**Task requirements:** Of the lines in the listing below, count those containing "waypoints". Provide the count and nothing else.
===== Source data
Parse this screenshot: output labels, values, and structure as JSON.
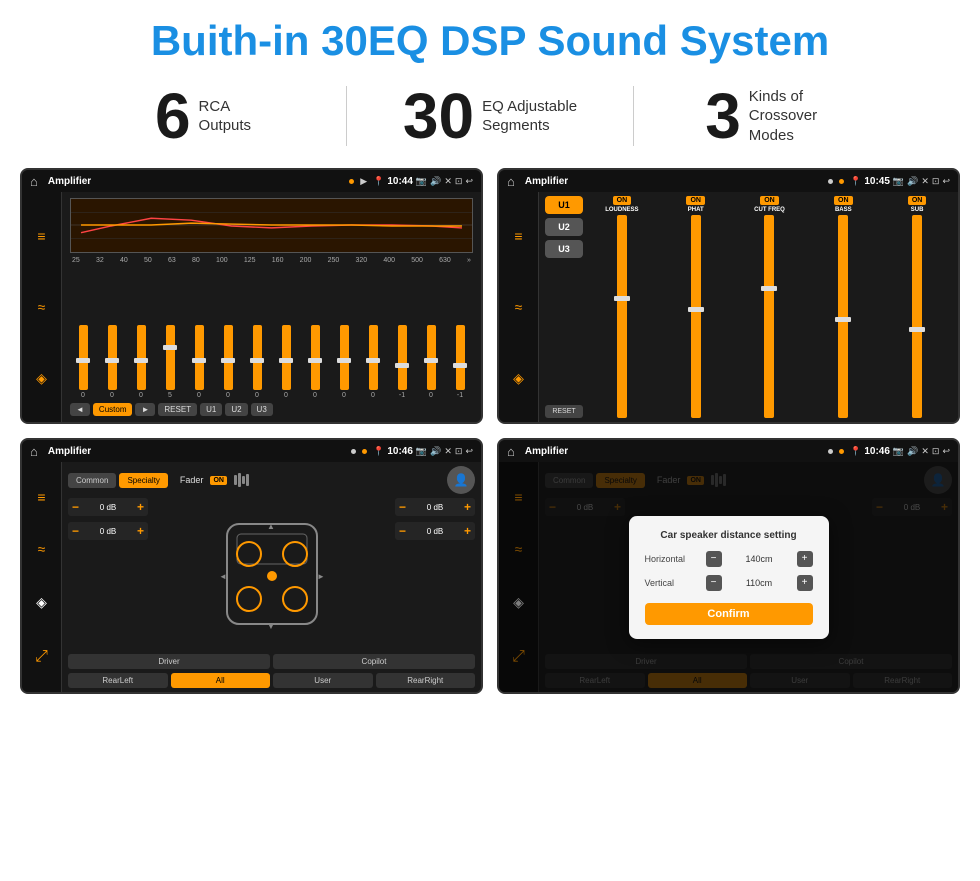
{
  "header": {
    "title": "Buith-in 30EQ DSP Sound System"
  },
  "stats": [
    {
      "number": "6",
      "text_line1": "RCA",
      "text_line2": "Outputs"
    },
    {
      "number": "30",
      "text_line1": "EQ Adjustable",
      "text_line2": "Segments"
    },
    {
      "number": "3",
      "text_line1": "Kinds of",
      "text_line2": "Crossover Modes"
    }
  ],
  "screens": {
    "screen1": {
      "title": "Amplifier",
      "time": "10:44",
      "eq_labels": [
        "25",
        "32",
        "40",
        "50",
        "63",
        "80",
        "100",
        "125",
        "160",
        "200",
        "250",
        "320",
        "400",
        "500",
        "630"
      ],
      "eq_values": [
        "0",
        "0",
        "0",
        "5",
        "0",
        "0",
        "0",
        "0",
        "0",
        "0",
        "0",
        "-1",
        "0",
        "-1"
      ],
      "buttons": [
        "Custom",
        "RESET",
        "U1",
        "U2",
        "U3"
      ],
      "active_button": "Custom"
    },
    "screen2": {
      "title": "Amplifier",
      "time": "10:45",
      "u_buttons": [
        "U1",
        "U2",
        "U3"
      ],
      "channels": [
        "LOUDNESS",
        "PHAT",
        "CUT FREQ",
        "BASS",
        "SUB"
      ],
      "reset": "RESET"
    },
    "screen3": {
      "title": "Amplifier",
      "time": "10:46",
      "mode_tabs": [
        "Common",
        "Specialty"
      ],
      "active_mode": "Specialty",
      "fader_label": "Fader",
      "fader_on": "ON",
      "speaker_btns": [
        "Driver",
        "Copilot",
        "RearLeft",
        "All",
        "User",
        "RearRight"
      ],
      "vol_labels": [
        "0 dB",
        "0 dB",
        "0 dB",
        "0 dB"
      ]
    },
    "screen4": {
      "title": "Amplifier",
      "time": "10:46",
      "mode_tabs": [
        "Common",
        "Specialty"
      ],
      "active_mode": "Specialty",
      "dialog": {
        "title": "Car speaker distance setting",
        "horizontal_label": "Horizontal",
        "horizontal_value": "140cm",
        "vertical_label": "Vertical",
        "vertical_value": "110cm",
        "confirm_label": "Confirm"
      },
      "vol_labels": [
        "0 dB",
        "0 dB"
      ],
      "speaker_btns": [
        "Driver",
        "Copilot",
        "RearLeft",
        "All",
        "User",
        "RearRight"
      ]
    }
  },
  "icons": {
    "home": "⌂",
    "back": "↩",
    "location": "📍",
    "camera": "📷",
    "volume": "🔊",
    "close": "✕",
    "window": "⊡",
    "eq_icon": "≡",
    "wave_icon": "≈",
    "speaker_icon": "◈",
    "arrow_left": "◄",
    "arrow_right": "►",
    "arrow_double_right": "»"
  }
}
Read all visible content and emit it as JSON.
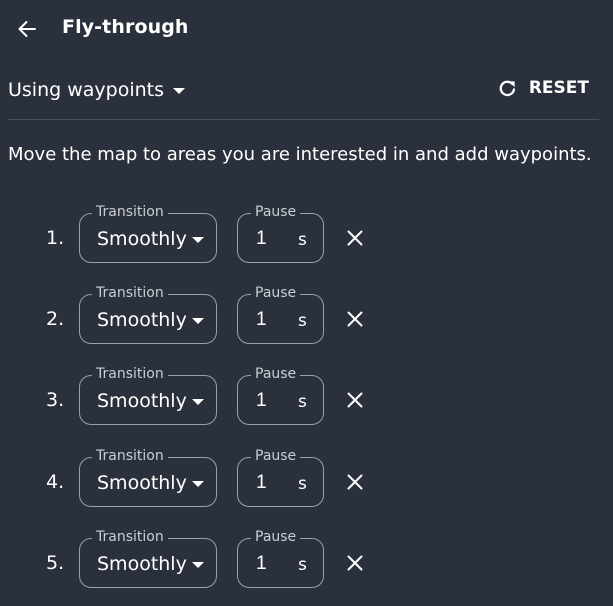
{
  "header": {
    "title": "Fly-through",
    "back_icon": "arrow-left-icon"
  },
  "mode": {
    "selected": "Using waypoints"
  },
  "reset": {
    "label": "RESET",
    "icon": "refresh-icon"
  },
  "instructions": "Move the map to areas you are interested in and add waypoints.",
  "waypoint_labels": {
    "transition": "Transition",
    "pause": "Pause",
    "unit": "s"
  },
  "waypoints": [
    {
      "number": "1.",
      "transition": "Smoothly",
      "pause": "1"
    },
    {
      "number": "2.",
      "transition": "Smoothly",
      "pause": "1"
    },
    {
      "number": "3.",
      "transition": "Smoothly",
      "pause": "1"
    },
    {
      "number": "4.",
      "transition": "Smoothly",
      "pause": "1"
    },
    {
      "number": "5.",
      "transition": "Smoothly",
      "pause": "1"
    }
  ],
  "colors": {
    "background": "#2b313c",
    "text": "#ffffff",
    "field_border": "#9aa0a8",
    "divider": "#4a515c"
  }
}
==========
**Output for this exercise:** 3